What this task involves: Wherever a line below holds the word "icon", copy that line.

Dataset rows for apps and sites:
——
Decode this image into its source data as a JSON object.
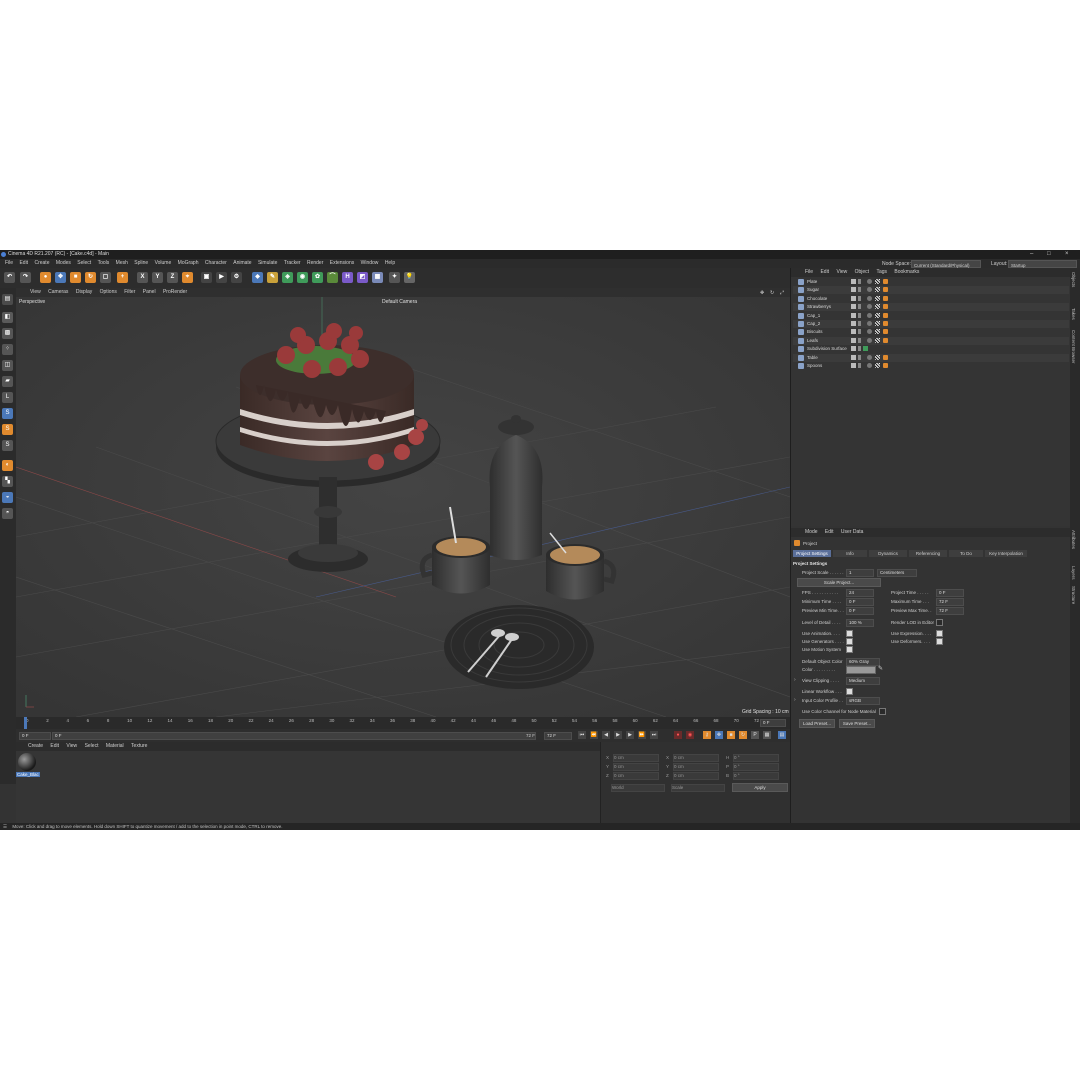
{
  "window": {
    "title": "Cinema 4D R21.207 (RC) - [Cake.c4d] - Main",
    "buttons": [
      "–",
      "□",
      "×"
    ]
  },
  "menubar": {
    "items": [
      "File",
      "Edit",
      "Create",
      "Modes",
      "Select",
      "Tools",
      "Mesh",
      "Spline",
      "Volume",
      "MoGraph",
      "Character",
      "Animate",
      "Simulate",
      "Tracker",
      "Render",
      "Extensions",
      "Window",
      "Help"
    ],
    "node_space_label": "Node Space:",
    "node_space_value": "Current (Standard/Physical)",
    "layout_label": "Layout:",
    "layout_value": "Startup"
  },
  "toolbar": {
    "axis_buttons": [
      "X",
      "Y",
      "Z"
    ]
  },
  "viewport": {
    "menu": [
      "View",
      "Cameras",
      "Display",
      "Options",
      "Filter",
      "Panel",
      "ProRender"
    ],
    "name": "Perspective",
    "camera": "Default Camera",
    "grid_spacing": "Grid Spacing : 10 cm"
  },
  "timeline": {
    "ticks": [
      "0",
      "2",
      "4",
      "6",
      "8",
      "10",
      "12",
      "14",
      "16",
      "18",
      "20",
      "22",
      "24",
      "26",
      "28",
      "30",
      "32",
      "34",
      "36",
      "38",
      "40",
      "42",
      "44",
      "46",
      "48",
      "50",
      "52",
      "54",
      "56",
      "58",
      "60",
      "62",
      "64",
      "66",
      "68",
      "70",
      "72"
    ],
    "current_frame_field": "0 F",
    "range_start": "0 F",
    "range_end_label": "72 F",
    "range_end_field": "72 F",
    "end_readout": "0 F"
  },
  "material_manager": {
    "menu": [
      "Create",
      "Edit",
      "View",
      "Select",
      "Material",
      "Texture"
    ],
    "materials": [
      {
        "name": "Cake_Blac"
      }
    ]
  },
  "coordinates": {
    "rows": [
      {
        "axis": "X",
        "pos": "0 cm",
        "axis2": "X",
        "size": "0 cm",
        "axis3": "H",
        "rot": "0 °"
      },
      {
        "axis": "Y",
        "pos": "0 cm",
        "axis2": "Y",
        "size": "0 cm",
        "axis3": "P",
        "rot": "0 °"
      },
      {
        "axis": "Z",
        "pos": "0 cm",
        "axis2": "Z",
        "size": "0 cm",
        "axis3": "B",
        "rot": "0 °"
      }
    ],
    "mode": "World",
    "scale_mode": "Scale",
    "apply": "Apply"
  },
  "object_manager": {
    "menu": [
      "File",
      "Edit",
      "View",
      "Object",
      "Tags",
      "Bookmarks"
    ],
    "objects": [
      {
        "name": "Plate"
      },
      {
        "name": "Sugar"
      },
      {
        "name": "Chocolate"
      },
      {
        "name": "Strawberrys"
      },
      {
        "name": "Cap_1"
      },
      {
        "name": "Cap_2"
      },
      {
        "name": "Biscuits"
      },
      {
        "name": "Leafs"
      },
      {
        "name": "Subdivision Surface"
      },
      {
        "name": "Table"
      },
      {
        "name": "Spoons"
      }
    ]
  },
  "attributes": {
    "menu": [
      "Mode",
      "Edit",
      "User Data"
    ],
    "object": "Project",
    "tabs": [
      "Project Settings",
      "Info",
      "Dynamics",
      "Referencing",
      "To Do",
      "Key Interpolation"
    ],
    "section": "Project Settings",
    "project_scale_label": "Project Scale . . . . . .",
    "project_scale_value": "1",
    "project_scale_unit": "Centimeters",
    "scale_project_button": "Scale Project...",
    "fps_label": "FPS . . . . . . . . . . .",
    "fps_value": "24",
    "project_time_label": "Project Time . . . . .",
    "project_time_value": "0 F",
    "min_time_label": "Minimum Time . . . .",
    "min_time_value": "0 F",
    "max_time_label": "Maximum Time . . .",
    "max_time_value": "72 F",
    "prev_min_label": "Preview Min Time. . .",
    "prev_min_value": "0 F",
    "prev_max_label": "Preview Max Time. .",
    "prev_max_value": "72 F",
    "lod_label": "Level of Detail . . . .",
    "lod_value": "100 %",
    "render_lod_label": "Render LOD in Editor",
    "use_animation_label": "Use Animation. . . .",
    "use_expression_label": "Use Expression. . . .",
    "use_generators_label": "Use Generators . . . .",
    "use_deformers_label": "Use Deformers. . . .",
    "use_motion_label": "Use Motion System",
    "default_color_label": "Default Object Color",
    "default_color_value": "60% Gray",
    "color_label": "Color . . . . . . . . .",
    "view_clipping_label": "View Clipping . . . .",
    "view_clipping_value": "Medium",
    "linear_workflow_label": "Linear Workflow . . .",
    "input_profile_label": "Input Color Profile . .",
    "input_profile_value": "sRGB",
    "node_material_label": "Use Color Channel for Node Material",
    "load_preset": "Load Preset...",
    "save_preset": "Save Preset..."
  },
  "right_tabs": [
    "Objects",
    "Takes",
    "Content Browser",
    "Attributes",
    "Layers",
    "Structure"
  ],
  "status": "Move: Click and drag to move elements. Hold down SHIFT to quantize movement / add to the selection in point mode, CTRL to remove."
}
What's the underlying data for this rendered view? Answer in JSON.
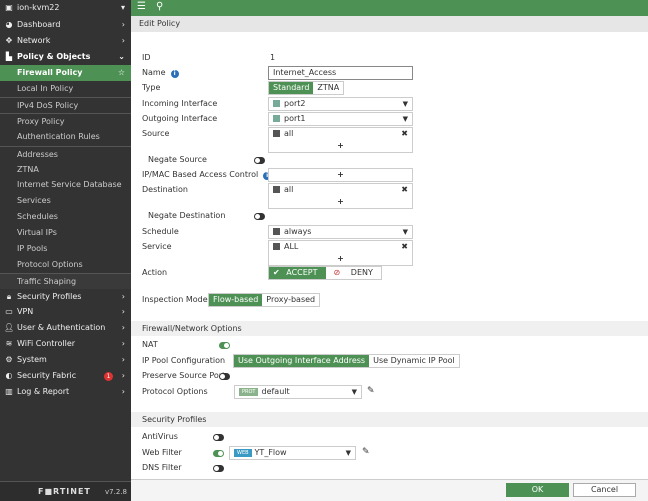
{
  "sidebar": {
    "device": "ion-kvm22",
    "items": [
      {
        "label": "Dashboard",
        "icon": "dashboard-icon"
      },
      {
        "label": "Network",
        "icon": "network-icon"
      },
      {
        "label": "Policy & Objects",
        "icon": "policy-icon"
      },
      {
        "label": "Firewall Policy"
      },
      {
        "label": "Local In Policy"
      },
      {
        "label": "IPv4 DoS Policy"
      },
      {
        "label": "Proxy Policy"
      },
      {
        "label": "Authentication Rules"
      },
      {
        "label": "Addresses"
      },
      {
        "label": "ZTNA"
      },
      {
        "label": "Internet Service Database"
      },
      {
        "label": "Services"
      },
      {
        "label": "Schedules"
      },
      {
        "label": "Virtual IPs"
      },
      {
        "label": "IP Pools"
      },
      {
        "label": "Protocol Options"
      },
      {
        "label": "Traffic Shaping"
      },
      {
        "label": "Security Profiles",
        "icon": "lock-icon"
      },
      {
        "label": "VPN",
        "icon": "laptop-icon"
      },
      {
        "label": "User & Authentication",
        "icon": "user-icon"
      },
      {
        "label": "WiFi Controller",
        "icon": "wifi-icon"
      },
      {
        "label": "System",
        "icon": "gear-icon"
      },
      {
        "label": "Security Fabric",
        "icon": "fabric-icon",
        "badge": "1"
      },
      {
        "label": "Log & Report",
        "icon": "chart-icon"
      }
    ],
    "brand": "F■RTINET",
    "version": "v7.2.8"
  },
  "header": {
    "title": "Edit Policy"
  },
  "form": {
    "id_label": "ID",
    "id_value": "1",
    "name_label": "Name",
    "name_value": "Internet_Access",
    "type_label": "Type",
    "type_options": [
      "Standard",
      "ZTNA"
    ],
    "incoming_label": "Incoming Interface",
    "incoming_value": "port2",
    "outgoing_label": "Outgoing Interface",
    "outgoing_value": "port1",
    "source_label": "Source",
    "source_value": "all",
    "negate_source_label": "Negate Source",
    "ipmac_label": "IP/MAC Based Access Control",
    "destination_label": "Destination",
    "destination_value": "all",
    "negate_destination_label": "Negate Destination",
    "schedule_label": "Schedule",
    "schedule_value": "always",
    "service_label": "Service",
    "service_value": "ALL",
    "action_label": "Action",
    "action_accept": "ACCEPT",
    "action_deny": "DENY",
    "inspection_label": "Inspection Mode",
    "inspection_options": [
      "Flow-based",
      "Proxy-based"
    ],
    "plus": "+"
  },
  "firewall_options": {
    "title": "Firewall/Network Options",
    "nat_label": "NAT",
    "ippool_label": "IP Pool Configuration",
    "ippool_options": [
      "Use Outgoing Interface Address",
      "Use Dynamic IP Pool"
    ],
    "preserve_label": "Preserve Source Port",
    "protocol_label": "Protocol Options",
    "protocol_tag": "PROT",
    "protocol_value": "default"
  },
  "security_profiles": {
    "title": "Security Profiles",
    "antivirus_label": "AntiVirus",
    "webfilter_label": "Web Filter",
    "webfilter_tag": "WEB",
    "webfilter_value": "YT_Flow",
    "dnsfilter_label": "DNS Filter"
  },
  "footer": {
    "ok": "OK",
    "cancel": "Cancel"
  },
  "colors": {
    "accent": "#4e9155",
    "sidebar": "#333333"
  }
}
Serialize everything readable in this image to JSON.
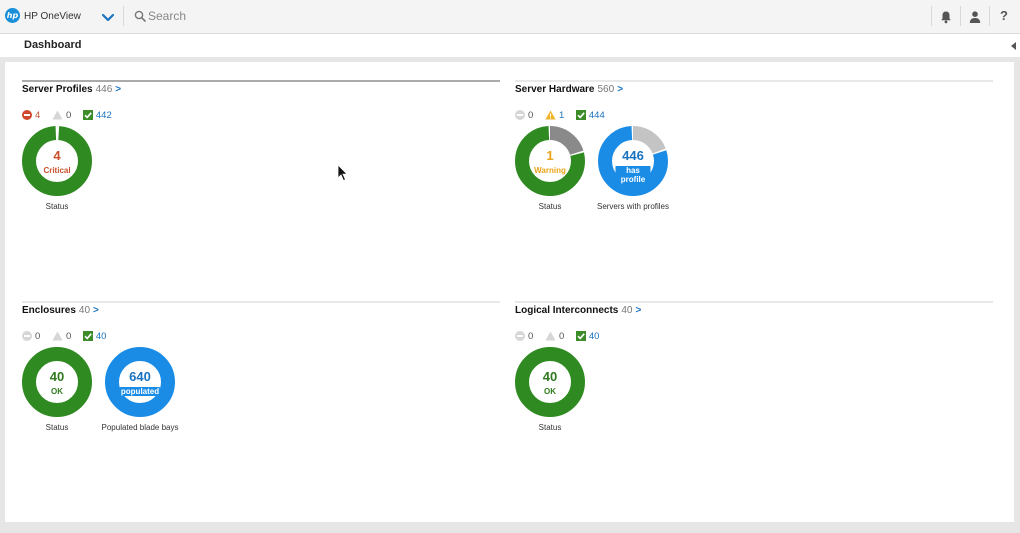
{
  "app": {
    "name": "HP OneView",
    "logo_text": "hp"
  },
  "search": {
    "placeholder": "Search"
  },
  "page": {
    "title": "Dashboard"
  },
  "help_label": "?",
  "panels": {
    "server_profiles": {
      "title": "Server Profiles",
      "count": "446",
      "chevron": ">",
      "stats": {
        "critical": "4",
        "warning": "0",
        "ok": "442"
      },
      "donuts": [
        {
          "value": "4",
          "label": "Critical",
          "caption": "Status",
          "segments": [
            {
              "fraction": 0.01,
              "color": "#e8e8e8"
            },
            {
              "fraction": 0.99,
              "color": "#2f8a21"
            }
          ],
          "value_color": "#c8502a"
        }
      ]
    },
    "server_hardware": {
      "title": "Server Hardware",
      "count": "560",
      "chevron": ">",
      "stats": {
        "disabled": "0",
        "warning": "1",
        "ok": "444"
      },
      "donuts": [
        {
          "value": "1",
          "label": "Warning",
          "caption": "Status",
          "segments": [
            {
              "fraction": 0.21,
              "color": "#8a8a8a"
            },
            {
              "fraction": 0.79,
              "color": "#2f8a21"
            }
          ],
          "value_color": "#e8a317"
        },
        {
          "value": "446",
          "label": "has profile",
          "caption": "Servers with profiles",
          "segments": [
            {
              "fraction": 0.2,
              "color": "#c4c4c4"
            },
            {
              "fraction": 0.8,
              "color": "#1a8ce6"
            }
          ],
          "value_color": "#1a73c0"
        }
      ]
    },
    "enclosures": {
      "title": "Enclosures",
      "count": "40",
      "chevron": ">",
      "stats": {
        "disabled": "0",
        "warning": "0",
        "ok": "40"
      },
      "donuts": [
        {
          "value": "40",
          "label": "OK",
          "caption": "Status",
          "segments": [
            {
              "fraction": 1,
              "color": "#2f8a21"
            }
          ],
          "value_color": "#2f7a1e"
        },
        {
          "value": "640",
          "label": "populated",
          "caption": "Populated blade bays",
          "segments": [
            {
              "fraction": 1,
              "color": "#1a8ce6"
            }
          ],
          "value_color": "#1a73c0"
        }
      ]
    },
    "logical_interconnects": {
      "title": "Logical Interconnects",
      "count": "40",
      "chevron": ">",
      "stats": {
        "disabled": "0",
        "warning": "0",
        "ok": "40"
      },
      "donuts": [
        {
          "value": "40",
          "label": "OK",
          "caption": "Status",
          "segments": [
            {
              "fraction": 1,
              "color": "#2f8a21"
            }
          ],
          "value_color": "#2f7a1e"
        }
      ]
    }
  }
}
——
Result of the exercise:
        "icon": "dashboard-icon"
        "icon": "network-icon"
        "icon": "policy-icon"
        "icon": "lock-icon"
        "icon": "laptop-icon"
        "icon": "user-icon"
        "icon": "wifi-icon"
        "icon": "gear-icon"
        "icon": "fabric-icon",
        "icon": "chart-icon"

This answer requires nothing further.